Time for another couple of Metal Earth Legends models! Decided to dip into the Transformers line for the first time and let my older kiddos each pick out on model for me to build this time. My daughter picked out Bumblebee and my son picked out Megatron (though he was having a tough time deciding between Megatron and Optimus Prime). I enjoy finding ways for them to participate in my hobby with me, even when they aren’t building their own models.
This Transformers line makes me even more sad that the Legends line was discontinued. They were able to really have fun with these guys, with a lot of unique little additions and much more interesting approaches to the arms. They tend to take a little more time, while not adding too much complexity, though they do add some. And they look great, too.
Somehow, the goofy-big boxheads don’t look as abnormal with robots, and the more chunky arms actually make it look more interesting than the standard Legends models. Which I think might have been one of the Legends line’s weaknesses – the body forms were too simple from a visual standpoint. These are definitely not as simple, but are quite fun, really. The addition of the door “wings” on Bumblebee are great, as well as the horns and angled panels. Also, the inclusion of the wheels adds a little extra dimension. Megatron takes it in a little different direction, with a giant gun, tank treads, and just some all-purpose military-style greeblies on the legs. It’s also nice to see some more variation on the legs, rather than just the arms or head.
When it comes to building these models, most of the process is fairly straight forward, with but a few potential hiccups. Bumblebee went smoother for me than Megatron, but that’s entirely my fault. I kinda skipped over a whole section of instructions and had to do a little disassembly to get back to that point. Always double-check yourself and read the instructions closely. And listen to your own advice.

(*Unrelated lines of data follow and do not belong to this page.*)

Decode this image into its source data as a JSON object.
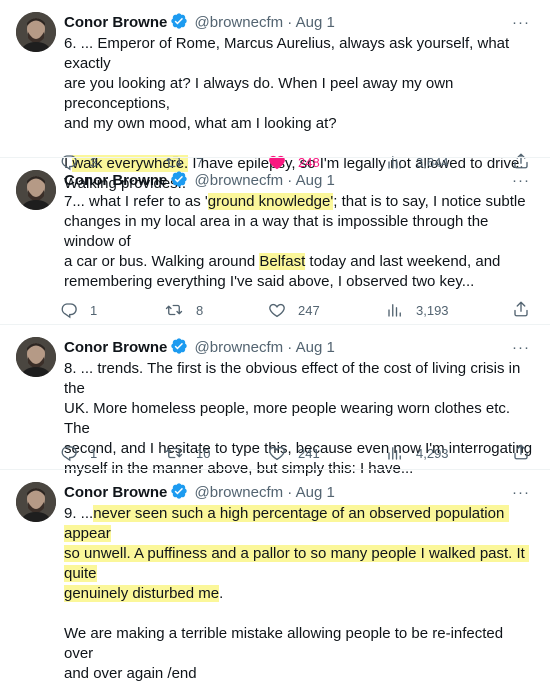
{
  "tweets": [
    {
      "name": "Conor Browne",
      "handle": "@brownecfm",
      "dot": "·",
      "date": "Aug 1",
      "more": "···",
      "segments": [
        {
          "text": "6. ... Emperor of Rome, Marcus Aurelius, always ask yourself, what exactly\nare you looking at? I always do. When I peel away my own preconceptions,\nand my own mood, what am I looking at?\n\nI ",
          "hl": false
        },
        {
          "text": "walk everywhere.",
          "hl": true
        },
        {
          "text": " I have epilepsy, so I'm legally not allowed to drive.\nWalking provides..",
          "hl": false
        }
      ],
      "replies": "3",
      "retweets": "7",
      "likes": "248",
      "liked": true,
      "views": "3,644"
    },
    {
      "name": "Conor Browne",
      "handle": "@brownecfm",
      "dot": "·",
      "date": "Aug 1",
      "more": "···",
      "segments": [
        {
          "text": "7... what I refer to as '",
          "hl": false
        },
        {
          "text": "ground knowledge'",
          "hl": true
        },
        {
          "text": "; that is to say, I notice subtle\nchanges in my local area in a way that is impossible through the window of\na car or bus. Walking around ",
          "hl": false
        },
        {
          "text": "Belfast",
          "hl": true
        },
        {
          "text": " today and last weekend, and\nremembering everything I've said above, I observed two key...",
          "hl": false
        }
      ],
      "replies": "1",
      "retweets": "8",
      "likes": "247",
      "liked": false,
      "views": "3,193"
    },
    {
      "name": "Conor Browne",
      "handle": "@brownecfm",
      "dot": "·",
      "date": "Aug 1",
      "more": "···",
      "segments": [
        {
          "text": "8. ... trends. The first is the obvious effect of the cost of living crisis in the\nUK. More homeless people, more people wearing worn clothes etc. The\nsecond, and I hesitate to type this, because even now I'm interrogating\nmyself in the manner above, but simply this: I have...",
          "hl": false
        }
      ],
      "replies": "1",
      "retweets": "10",
      "likes": "241",
      "liked": false,
      "views": "4,293"
    },
    {
      "name": "Conor Browne",
      "handle": "@brownecfm",
      "dot": "·",
      "date": "Aug 1",
      "more": "···",
      "segments": [
        {
          "text": "9. ...",
          "hl": false
        },
        {
          "text": "never seen such a high percentage of an observed population appear\nso unwell. A puffiness and a pallor to so many people I walked past. It quite\ngenuinely disturbed me",
          "hl": true
        },
        {
          "text": ".\n\nWe are making a terrible mistake allowing people to be re-infected over\nand over again /end",
          "hl": false
        }
      ]
    }
  ],
  "colors": {
    "verified": "#1d9bf0",
    "like": "#f91880",
    "highlight": "#fbf79a",
    "muted": "#536471"
  },
  "icons": [
    "reply-icon",
    "retweet-icon",
    "heart-icon",
    "views-icon",
    "share-icon",
    "verified-badge-icon",
    "more-icon"
  ]
}
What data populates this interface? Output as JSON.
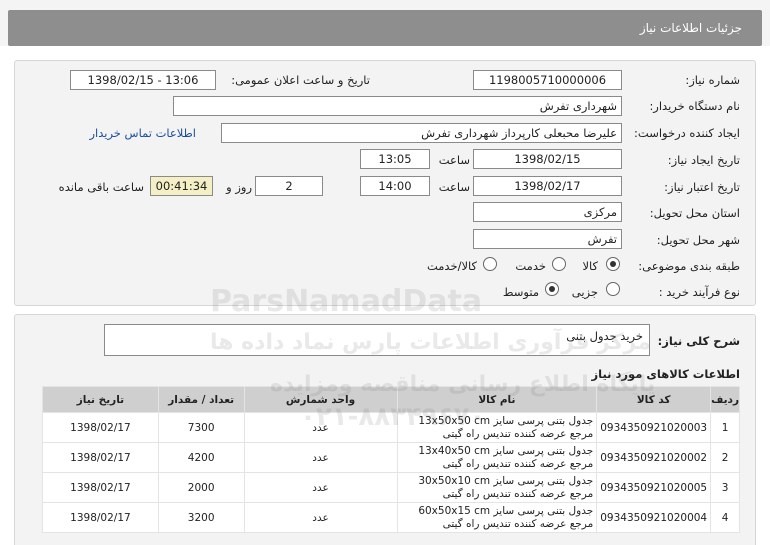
{
  "page": {
    "title": "جزئیات اطلاعات نیاز"
  },
  "form": {
    "need_number_label": "شماره نیاز:",
    "need_number": "1198005710000006",
    "announce_label": "تاریخ و ساعت اعلان عمومی:",
    "announce_value": "1398/02/15 - 13:06",
    "buyer_label": "نام دستگاه خریدار:",
    "buyer": "شهرداری تفرش",
    "requester_label": "ایجاد کننده درخواست:",
    "requester": "علیرضا محبعلی کارپرداز شهرداری تفرش",
    "contact_link": "اطلاعات تماس خریدار",
    "created_label": "تاریخ ایجاد نیاز:",
    "created_date": "1398/02/15",
    "time_label": "ساعت",
    "created_time": "13:05",
    "valid_label": "تاریخ اعتبار نیاز:",
    "valid_date": "1398/02/17",
    "valid_time": "14:00",
    "days": "2",
    "days_label": "روز و",
    "remaining": "00:41:34",
    "remaining_label": "ساعت باقی مانده",
    "province_label": "استان محل تحویل:",
    "province": "مرکزی",
    "city_label": "شهر محل تحویل:",
    "city": "تفرش",
    "category_label": "طبقه بندی موضوعی:",
    "category_options": [
      "کالا",
      "خدمت",
      "کالا/خدمت"
    ],
    "category_selected": "کالا",
    "process_label": "نوع فرآیند خرید :",
    "process_options": [
      "جزیی",
      "متوسط"
    ],
    "process_selected": "متوسط"
  },
  "summary": {
    "label": "شرح کلی نیاز:",
    "text": "خرید جدول بتنی"
  },
  "goods": {
    "title": "اطلاعات کالاهای مورد نیاز",
    "headers": [
      "ردیف",
      "کد کالا",
      "نام کالا",
      "واحد شمارش",
      "تعداد / مقدار",
      "تاریخ نیاز"
    ],
    "rows": [
      [
        "1",
        "0934350921020003",
        "جدول بتنی پرسی سایز 13x50x50 cm مرجع عرضه کننده تندیس راه گیتی",
        "عدد",
        "7300",
        "1398/02/17"
      ],
      [
        "2",
        "0934350921020002",
        "جدول بتنی پرسی سایز 13x40x50 cm مرجع عرضه کننده تندیس راه گیتی",
        "عدد",
        "4200",
        "1398/02/17"
      ],
      [
        "3",
        "0934350921020005",
        "جدول بتنی پرسی سایز 30x50x10 cm مرجع عرضه کننده تندیس راه گیتی",
        "عدد",
        "2000",
        "1398/02/17"
      ],
      [
        "4",
        "0934350921020004",
        "جدول بتنی پرسی سایز 60x50x15 cm مرجع عرضه کننده تندیس راه گیتی",
        "عدد",
        "3200",
        "1398/02/17"
      ]
    ]
  },
  "watermark": {
    "brand": "ParsNamadData",
    "line1": "مرکز فرآوری اطلاعات پارس نماد داده ها",
    "line2": "پایگاه اطلاع رسانی مناقصه ومزایده",
    "phone": "۰۲۱-۸۸۳۴۹۶۷۰"
  }
}
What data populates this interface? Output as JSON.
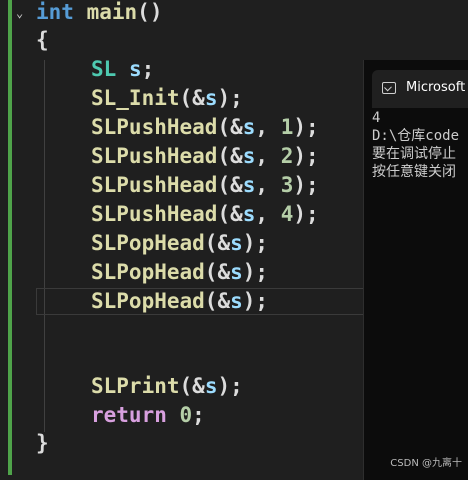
{
  "editor": {
    "fold_glyph": "⌄",
    "line1": {
      "kw": "int",
      "fn": "main",
      "rest": "()"
    },
    "line2": {
      "text": "{"
    },
    "line3": {
      "type": "SL",
      "var": "s",
      "rest": ";"
    },
    "line4": {
      "fn": "SL_Init",
      "open": "(&",
      "var": "s",
      "close": ");"
    },
    "line5": {
      "fn": "SLPushHead",
      "open": "(&",
      "var": "s",
      "sep": ", ",
      "num": "1",
      "close": ");"
    },
    "line6": {
      "fn": "SLPushHead",
      "open": "(&",
      "var": "s",
      "sep": ", ",
      "num": "2",
      "close": ");"
    },
    "line7": {
      "fn": "SLPushHead",
      "open": "(&",
      "var": "s",
      "sep": ", ",
      "num": "3",
      "close": ");"
    },
    "line8": {
      "fn": "SLPushHead",
      "open": "(&",
      "var": "s",
      "sep": ", ",
      "num": "4",
      "close": ");"
    },
    "line9": {
      "fn": "SLPopHead",
      "open": "(&",
      "var": "s",
      "close": ");"
    },
    "line10": {
      "fn": "SLPopHead",
      "open": "(&",
      "var": "s",
      "close": ");"
    },
    "line11": {
      "fn": "SLPopHead",
      "open": "(&",
      "var": "s",
      "close": ");"
    },
    "line14": {
      "fn": "SLPrint",
      "open": "(&",
      "var": "s",
      "close": ");"
    },
    "line15": {
      "kw": "return",
      "num": "0",
      "rest": ";"
    },
    "line16": {
      "text": "}"
    }
  },
  "console": {
    "icon": "terminal-icon",
    "title": "Microsoft V",
    "output": [
      "4",
      "D:\\仓库code",
      "要在调试停止",
      "按任意键关闭"
    ]
  },
  "watermark": "CSDN @九离十",
  "colors": {
    "background": "#1f1f1f",
    "keyword": "#569cd6",
    "control_keyword": "#d8a0df",
    "function": "#dcdcaa",
    "type": "#4ec9b0",
    "variable": "#9cdcfe",
    "number": "#b5cea8",
    "change_bar": "#4fa34a"
  }
}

While the arms are pretty clear and simple to build, there are a few points of ambiguity in the instructions around them. In particular, the parts that would normally equate to the forearms (parts 6/14) can be hard to determine the right orientation without referencing the picture of the completed model. I’ve included a rough illustration of which etch/color pattern should appear on the front side below (forgive the roughness). Also, the shading of parts 8 and 15 seem to indicate that the engraved/painted side would be “up” or inside the model, I think it should probably have an NE indicator and be shaded. And finally, take care to align the hands (part 7) correctly when attaching them to those parts, you don’t want to end up having to disassemble that and reattach it like I did. Check the etch/print pattern and make sure it is right, along with the alignment of the 3 outer tabs (on Part 8/15) for attaching to the arms.

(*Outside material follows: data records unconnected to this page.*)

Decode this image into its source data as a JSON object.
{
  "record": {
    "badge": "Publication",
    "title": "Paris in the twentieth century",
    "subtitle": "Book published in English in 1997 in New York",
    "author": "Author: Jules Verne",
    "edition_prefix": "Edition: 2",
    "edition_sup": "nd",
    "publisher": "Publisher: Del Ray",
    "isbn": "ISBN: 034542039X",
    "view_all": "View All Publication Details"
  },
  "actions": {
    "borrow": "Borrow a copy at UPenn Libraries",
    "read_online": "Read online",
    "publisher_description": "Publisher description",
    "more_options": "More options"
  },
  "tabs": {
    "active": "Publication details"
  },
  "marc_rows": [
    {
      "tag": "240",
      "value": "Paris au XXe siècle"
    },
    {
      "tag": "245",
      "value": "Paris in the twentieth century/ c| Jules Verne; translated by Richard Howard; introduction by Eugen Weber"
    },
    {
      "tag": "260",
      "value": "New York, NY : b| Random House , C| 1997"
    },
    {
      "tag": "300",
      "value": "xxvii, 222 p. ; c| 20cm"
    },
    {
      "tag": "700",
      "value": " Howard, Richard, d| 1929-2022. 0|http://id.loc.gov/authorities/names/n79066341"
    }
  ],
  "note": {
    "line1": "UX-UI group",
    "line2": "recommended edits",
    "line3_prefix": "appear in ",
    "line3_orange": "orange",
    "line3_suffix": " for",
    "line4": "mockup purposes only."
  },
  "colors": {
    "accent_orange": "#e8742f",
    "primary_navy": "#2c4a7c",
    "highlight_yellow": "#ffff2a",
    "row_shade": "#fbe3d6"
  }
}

The most frustrating part of building Bumblebee was attaching the car-door wings (parts 17/18). It was really hard to figure out the right angle to bend across the middle of the doors, and then to bend the tabs over to line up properly to the slots on his back. Adding to the challenge is trying to hold this onto the back when you do get it, when there is little room to do so because the arms are in the way, as well as their tabs and closed sides making it tight to get to the tabs on the inside. If I were to do it again, I would probably leave the upper torso section flat (with some ever so slight pre-folding) and attach the door-wings before attaching the arms.
And the final note for Bumblebee is for the wheels on the legs. I always like to form the curves in stuff at the earliest opportunities. Mostly so I can use my drill-bit set to get a good and even curve. That does present a challenge in this build, as it indicates folding down a part of the leg that would be in the way only after already attaching the wheels, then curving the tread section of the wheels and folding over after that. I went ahead and pre-shaped both wheels completed, and folded over the flaps that would be in the way first, and then securing the wheels in place – it’s a little trickier to access those tabs at that point, but it makes for smoother wheel treads, right?

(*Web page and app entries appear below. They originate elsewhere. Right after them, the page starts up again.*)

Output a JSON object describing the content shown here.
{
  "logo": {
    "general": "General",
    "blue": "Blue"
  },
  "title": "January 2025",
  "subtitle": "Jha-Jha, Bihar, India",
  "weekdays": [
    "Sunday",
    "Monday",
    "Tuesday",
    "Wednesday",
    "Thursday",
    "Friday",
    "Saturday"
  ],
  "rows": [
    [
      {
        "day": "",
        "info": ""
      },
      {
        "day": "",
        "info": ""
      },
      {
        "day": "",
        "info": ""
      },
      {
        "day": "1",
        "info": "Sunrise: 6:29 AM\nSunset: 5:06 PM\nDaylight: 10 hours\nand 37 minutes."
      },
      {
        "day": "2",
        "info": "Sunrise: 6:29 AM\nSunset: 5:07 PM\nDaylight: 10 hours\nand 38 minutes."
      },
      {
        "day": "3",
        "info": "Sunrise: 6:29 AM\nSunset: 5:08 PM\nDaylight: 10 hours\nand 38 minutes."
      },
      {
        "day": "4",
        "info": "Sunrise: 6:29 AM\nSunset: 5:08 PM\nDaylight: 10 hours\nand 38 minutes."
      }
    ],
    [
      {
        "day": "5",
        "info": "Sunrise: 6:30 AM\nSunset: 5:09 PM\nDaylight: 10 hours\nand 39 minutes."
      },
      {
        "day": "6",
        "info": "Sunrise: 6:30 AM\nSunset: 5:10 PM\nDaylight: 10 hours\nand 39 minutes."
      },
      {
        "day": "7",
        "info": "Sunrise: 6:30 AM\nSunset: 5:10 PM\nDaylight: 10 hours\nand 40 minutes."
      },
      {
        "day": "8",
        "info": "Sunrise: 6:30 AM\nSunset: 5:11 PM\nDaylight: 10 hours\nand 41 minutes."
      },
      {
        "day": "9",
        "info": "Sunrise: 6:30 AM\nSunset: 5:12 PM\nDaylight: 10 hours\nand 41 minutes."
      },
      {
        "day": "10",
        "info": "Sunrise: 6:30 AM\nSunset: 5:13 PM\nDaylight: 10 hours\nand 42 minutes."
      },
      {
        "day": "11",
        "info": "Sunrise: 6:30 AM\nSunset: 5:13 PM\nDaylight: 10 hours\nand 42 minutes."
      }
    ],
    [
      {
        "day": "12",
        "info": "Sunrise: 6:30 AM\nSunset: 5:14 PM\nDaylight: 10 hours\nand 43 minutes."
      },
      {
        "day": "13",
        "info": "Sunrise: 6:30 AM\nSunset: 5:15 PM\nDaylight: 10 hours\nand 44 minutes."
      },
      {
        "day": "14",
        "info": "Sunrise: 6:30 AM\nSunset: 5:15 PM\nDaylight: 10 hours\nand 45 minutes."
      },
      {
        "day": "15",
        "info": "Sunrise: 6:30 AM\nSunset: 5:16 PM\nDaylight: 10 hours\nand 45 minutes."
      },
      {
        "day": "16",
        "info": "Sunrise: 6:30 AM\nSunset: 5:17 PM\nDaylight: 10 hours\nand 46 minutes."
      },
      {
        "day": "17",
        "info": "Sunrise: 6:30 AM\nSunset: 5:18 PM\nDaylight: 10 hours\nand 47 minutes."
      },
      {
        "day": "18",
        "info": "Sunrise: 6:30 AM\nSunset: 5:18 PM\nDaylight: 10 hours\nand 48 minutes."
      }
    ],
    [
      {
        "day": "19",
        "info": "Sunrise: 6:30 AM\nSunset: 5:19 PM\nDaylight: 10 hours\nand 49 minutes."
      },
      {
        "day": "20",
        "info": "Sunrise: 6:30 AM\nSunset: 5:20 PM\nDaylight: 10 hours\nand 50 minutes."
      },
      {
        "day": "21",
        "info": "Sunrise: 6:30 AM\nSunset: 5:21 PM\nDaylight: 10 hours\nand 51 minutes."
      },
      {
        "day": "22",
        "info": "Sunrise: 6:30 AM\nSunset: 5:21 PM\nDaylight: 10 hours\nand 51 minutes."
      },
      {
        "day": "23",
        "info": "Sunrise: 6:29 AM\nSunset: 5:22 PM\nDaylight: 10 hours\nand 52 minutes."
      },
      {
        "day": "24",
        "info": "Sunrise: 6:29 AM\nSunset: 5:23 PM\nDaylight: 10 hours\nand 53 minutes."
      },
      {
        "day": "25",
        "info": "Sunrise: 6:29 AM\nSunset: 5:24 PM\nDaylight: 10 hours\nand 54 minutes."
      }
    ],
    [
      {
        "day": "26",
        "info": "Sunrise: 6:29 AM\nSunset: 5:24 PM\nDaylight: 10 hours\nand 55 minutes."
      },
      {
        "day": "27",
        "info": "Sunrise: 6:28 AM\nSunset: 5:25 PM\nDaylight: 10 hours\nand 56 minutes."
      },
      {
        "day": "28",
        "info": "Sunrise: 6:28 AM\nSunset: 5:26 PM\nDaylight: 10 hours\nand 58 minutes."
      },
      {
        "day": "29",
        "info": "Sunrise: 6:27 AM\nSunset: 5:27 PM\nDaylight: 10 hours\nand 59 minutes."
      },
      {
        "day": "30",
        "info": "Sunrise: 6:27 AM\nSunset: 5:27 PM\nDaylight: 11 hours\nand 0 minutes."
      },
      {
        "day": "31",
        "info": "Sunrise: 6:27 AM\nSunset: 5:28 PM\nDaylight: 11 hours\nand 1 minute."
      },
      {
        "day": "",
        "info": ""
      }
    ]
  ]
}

Bumblebee took an hour and fifteen minutes to build, roughly. You can watch it, complete with my mistakes, and in glorious silence, below:
In a twist of irony, Megatron was my longer build, but I have much less feedback for you on him. The biggest challenge to him is the arm cannon, which is not really super-hard. It’s just more involved than your average Legends model. Well, more accurately, more curvature. If you are comfortable with cylinders, than you’ll not have much trouble. The thorniest part of it, for me, was attaching part 19, cause it’s a tight fit, and I hate wrapping over tabs that are facing out. Luckily you don’t have to close part 19 with a tab, so that makes it a little easier.
And now I have to tell you the details of the embarrassing stupid-moment for me with this build. Somehow, having completed the arms and flipping the page of instructions to the next step, I skipped over a large section of stuff to do… and proceeded to build out/form the legs. Completely. And then noticed I had a lot more parts (23-29) knolled out that had nothing to do with the head (which is the next step after completing the legs). Oh the stupids. I tried to form and attach some of this without undoing anything, and it didn’t work at all, so I had to disassemble the legs a little. So don’t be me… pay attention and don’t skip large sections of the build.
Megatron’s build lasted a whopping hour and 45 minutes-ish, largely due to the amount of curving and my idiocy in skipping over part of the instructions. If you wish to see any part, including the big mistake, feel free to watch the embedded video below: